3 minute read

Retrieve Distinguished Name(s) with the help of PowerShell

In the past few days, I’ve been spending some time in Visual Studio 2019. I am working on gaining some more knowledge in programming using C#. A side project of mine includes authenticating/communicating with Active Directory, using the LDAP API. When you walk down this road, you can`t miss beeing exposed to a LDAP object named distinguished name (DN).

Below you can see what the Microsoft Docs describes it as:

The LDAP API references an LDAP object by its distinguished name (DN). A DN is a sequence of relative distinguished names (RDN) connected by commas. An RDN is an attribute with an associated value in the form attribute=value; normally expressed in a UTF-8 string format.
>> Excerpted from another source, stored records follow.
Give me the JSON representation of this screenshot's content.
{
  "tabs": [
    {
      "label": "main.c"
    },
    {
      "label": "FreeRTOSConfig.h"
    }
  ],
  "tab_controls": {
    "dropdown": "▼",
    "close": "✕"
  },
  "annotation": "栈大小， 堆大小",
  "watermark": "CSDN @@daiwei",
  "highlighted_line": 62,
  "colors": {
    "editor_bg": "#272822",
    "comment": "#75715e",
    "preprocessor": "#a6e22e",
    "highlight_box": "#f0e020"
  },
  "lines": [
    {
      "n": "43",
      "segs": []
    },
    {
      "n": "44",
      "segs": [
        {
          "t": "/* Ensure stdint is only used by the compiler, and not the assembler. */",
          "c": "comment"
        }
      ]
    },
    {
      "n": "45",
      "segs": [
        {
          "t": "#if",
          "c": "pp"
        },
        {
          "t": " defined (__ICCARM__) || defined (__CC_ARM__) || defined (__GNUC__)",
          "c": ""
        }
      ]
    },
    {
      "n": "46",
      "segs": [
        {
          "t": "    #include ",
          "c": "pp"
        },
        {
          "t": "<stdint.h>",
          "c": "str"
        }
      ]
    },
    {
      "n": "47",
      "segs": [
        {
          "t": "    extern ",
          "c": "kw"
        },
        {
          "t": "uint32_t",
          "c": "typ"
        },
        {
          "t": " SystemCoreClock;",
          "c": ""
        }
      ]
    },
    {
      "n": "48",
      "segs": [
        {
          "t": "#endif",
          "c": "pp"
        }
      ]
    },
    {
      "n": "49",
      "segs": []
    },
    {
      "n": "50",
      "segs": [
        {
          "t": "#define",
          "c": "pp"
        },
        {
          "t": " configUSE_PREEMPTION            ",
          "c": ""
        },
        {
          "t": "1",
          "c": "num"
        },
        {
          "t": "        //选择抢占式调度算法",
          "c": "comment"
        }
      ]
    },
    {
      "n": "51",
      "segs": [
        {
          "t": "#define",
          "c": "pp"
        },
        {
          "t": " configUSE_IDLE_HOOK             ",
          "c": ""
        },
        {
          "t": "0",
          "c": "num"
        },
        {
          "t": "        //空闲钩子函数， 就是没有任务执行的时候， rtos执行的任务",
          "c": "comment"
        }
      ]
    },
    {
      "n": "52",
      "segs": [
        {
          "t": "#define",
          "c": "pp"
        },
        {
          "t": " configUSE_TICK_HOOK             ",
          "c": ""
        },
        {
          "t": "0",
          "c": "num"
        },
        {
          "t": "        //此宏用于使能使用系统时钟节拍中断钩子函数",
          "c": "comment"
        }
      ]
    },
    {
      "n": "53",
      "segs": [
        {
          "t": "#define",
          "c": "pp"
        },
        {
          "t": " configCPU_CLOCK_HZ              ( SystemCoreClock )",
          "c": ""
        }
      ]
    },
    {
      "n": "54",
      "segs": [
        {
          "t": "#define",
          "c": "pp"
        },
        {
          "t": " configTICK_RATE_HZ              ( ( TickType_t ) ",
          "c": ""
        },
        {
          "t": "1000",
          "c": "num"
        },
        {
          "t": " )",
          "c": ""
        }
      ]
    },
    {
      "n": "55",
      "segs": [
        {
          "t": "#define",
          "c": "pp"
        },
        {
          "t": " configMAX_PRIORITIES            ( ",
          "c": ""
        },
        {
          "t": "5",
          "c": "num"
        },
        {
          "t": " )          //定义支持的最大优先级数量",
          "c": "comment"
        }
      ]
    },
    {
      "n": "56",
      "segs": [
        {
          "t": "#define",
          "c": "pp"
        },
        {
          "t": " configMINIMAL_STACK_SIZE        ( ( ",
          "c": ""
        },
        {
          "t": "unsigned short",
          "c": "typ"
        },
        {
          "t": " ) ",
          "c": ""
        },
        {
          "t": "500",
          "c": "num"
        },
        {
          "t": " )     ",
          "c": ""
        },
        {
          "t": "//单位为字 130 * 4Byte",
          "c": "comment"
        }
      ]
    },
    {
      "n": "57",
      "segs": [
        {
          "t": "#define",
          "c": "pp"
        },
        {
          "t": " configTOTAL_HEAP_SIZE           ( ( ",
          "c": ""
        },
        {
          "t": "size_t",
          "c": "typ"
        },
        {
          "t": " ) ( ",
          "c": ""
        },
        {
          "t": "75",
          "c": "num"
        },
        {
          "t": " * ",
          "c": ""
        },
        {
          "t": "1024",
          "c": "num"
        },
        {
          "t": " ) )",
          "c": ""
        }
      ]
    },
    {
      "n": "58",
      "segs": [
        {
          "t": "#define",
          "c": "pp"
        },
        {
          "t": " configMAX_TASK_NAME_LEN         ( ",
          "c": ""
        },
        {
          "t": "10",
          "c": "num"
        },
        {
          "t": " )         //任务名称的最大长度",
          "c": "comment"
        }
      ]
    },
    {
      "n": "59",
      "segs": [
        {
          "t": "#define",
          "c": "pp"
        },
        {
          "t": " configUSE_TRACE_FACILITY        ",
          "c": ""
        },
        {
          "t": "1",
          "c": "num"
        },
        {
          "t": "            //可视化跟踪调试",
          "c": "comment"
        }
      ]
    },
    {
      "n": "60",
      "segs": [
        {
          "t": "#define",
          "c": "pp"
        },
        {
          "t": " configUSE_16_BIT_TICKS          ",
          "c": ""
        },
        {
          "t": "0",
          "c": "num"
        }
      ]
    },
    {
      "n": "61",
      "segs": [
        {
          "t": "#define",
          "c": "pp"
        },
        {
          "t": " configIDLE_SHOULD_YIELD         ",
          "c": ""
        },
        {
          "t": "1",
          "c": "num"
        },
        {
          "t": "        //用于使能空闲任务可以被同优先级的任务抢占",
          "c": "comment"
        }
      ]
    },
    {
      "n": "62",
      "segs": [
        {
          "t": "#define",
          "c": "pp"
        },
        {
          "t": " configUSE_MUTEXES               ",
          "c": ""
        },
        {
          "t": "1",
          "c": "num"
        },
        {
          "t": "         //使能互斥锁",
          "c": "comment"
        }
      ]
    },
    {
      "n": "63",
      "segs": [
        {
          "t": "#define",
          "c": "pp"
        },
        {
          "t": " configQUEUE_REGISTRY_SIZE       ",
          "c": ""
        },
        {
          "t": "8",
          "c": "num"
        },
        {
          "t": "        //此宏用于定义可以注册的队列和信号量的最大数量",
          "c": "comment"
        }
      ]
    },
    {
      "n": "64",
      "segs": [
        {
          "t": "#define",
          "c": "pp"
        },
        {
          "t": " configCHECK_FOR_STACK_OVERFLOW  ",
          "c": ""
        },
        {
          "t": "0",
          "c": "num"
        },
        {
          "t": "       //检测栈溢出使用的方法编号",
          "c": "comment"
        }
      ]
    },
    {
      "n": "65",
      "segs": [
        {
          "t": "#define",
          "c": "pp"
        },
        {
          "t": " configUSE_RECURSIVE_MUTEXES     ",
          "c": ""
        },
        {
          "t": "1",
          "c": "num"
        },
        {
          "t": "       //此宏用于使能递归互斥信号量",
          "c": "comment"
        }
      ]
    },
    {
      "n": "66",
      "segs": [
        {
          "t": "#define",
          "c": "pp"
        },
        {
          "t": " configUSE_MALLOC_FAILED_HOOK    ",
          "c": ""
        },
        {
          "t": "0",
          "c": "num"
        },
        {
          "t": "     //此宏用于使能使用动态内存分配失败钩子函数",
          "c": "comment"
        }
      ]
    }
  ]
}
You can read more about it here.

When I have time to sit down and really focus on learning new things, I dont wanna spend too much time collecting the input data I need to get the code working as the way I want.

I caught myself going back and forth in Visual Studio and my Active Directory Lab Domain Controller fiddling around in AD U&C to retrieve the DNs needed to complete my C#-code. That’s a waste of time!

So, what do you think I did? - Created a PowerShell function of course! :blush:


        function Get-ADDistinguishedName {


        [Parameter(Mandatory = $False,
        ValueFromPipeline = $False,
        Position = 3,
        HelpMessage = "Enter your ADUser account)")]

        [Parameter(Mandatory = $False,
        ValueFromPipeline = $False,
        HelpMessage = "Enter your ADGroup account")]

        [Parameter(Mandatory = $False,
        ValueFromPipeline = $False,
        HelpMessage = "Enter your ADComputer account")]

        [Parameter(Mandatory = $False,
        ValueFromPipeline = $False,
        HelpMessage = "Enter your ADOrganizationalUnit account")]


#Will import the ActiveDirectoy module if missing in current session.

If ( ! (Get-Module Activedirectory )) {

Import-Module ActiveDirectory


try {

if ($ADUser -ne $null) {(Get-ADUser -Identity "$ADUser").DistinguishedName}

if ($ADGroup -ne $null) {(Get-ADGroup -Identity "$ADGroup").DistinguishedName}

if ($ADComputer -ne $null) {(Get-ADComputer -Identity "$ADComputer").DistinguishedName}

if ($ADOrgUnit -ne $null) {(Get-ADOrganizationalUnit -Filter "Name -like '$ADOrgUnit'").DistinguishedName}


catch {

Write-Host "$PSItem" 'Please check the spelling and try again.' -ForegroundColor Yellow



Installing the module:

Copy the entire text in the code block above. Open PowerShell ISE, Visual Studio Code or your editor of choice. Paste the code and save it as a .psm1-file named Get-ADDistinguishedName.

Create a new folder named Get-ADDistinguishedName (matching your .psm1-file) and then, move your Get-ADDistinguishedName .psm1-file into the folder with the same name.

Then, move the folder containing your .psm1-file to your desired PSModulePath.

See my selected path below:


I also recommend reading the following article on how to install PowerShell modules correctly.

You have now successfully installed the function and have it available in your PowerShell console:


The following parameters is available for use:


Get the DN of a ADUser:

Get-ADDistinguishedName -ADUser <UserName>


Get the DN of a ADComputer:

Get-ADDistinguishedName -ADComputer <ComputerName>


Get the DN of a ADGroup:

Get-ADDistinguishedName -ADGroup <ADGroupName>


Get the DN of a AD Organization Unit:

Get-ADDistinguishedName -ADOrg <ADOrganizationUnitName>


Checking multiple items at once? No problem!

You start off by creating a simple array containing your items, and then, pipe the array into a ForEach-Object loop like shown below:


The result is written to the console:


The example is using the -ADOrgUnit parameter, but any available parameter can be used.


Instead of copying the DN from the console, you can edit the if statements so it pipes the output into clip.exe.


if ($ADComputer -ne $null) {(Get-ADComputer -Identity "$ADComputer").DistinguishedName | clip}

Note the piping to clip at the end.

What is clip.exe?

Redirects command output from the command line to the Windows clipboard. You can then paste this text output into other programs.

Taken from here.

Please note that even nothing is written to the console, the function is working as intended. If you, for example, open Notepad and press Ctrl + V (or right-click and select Paste), the DN of the object comes to show. No more waisting time by highlighting the text and selecting copy :blush: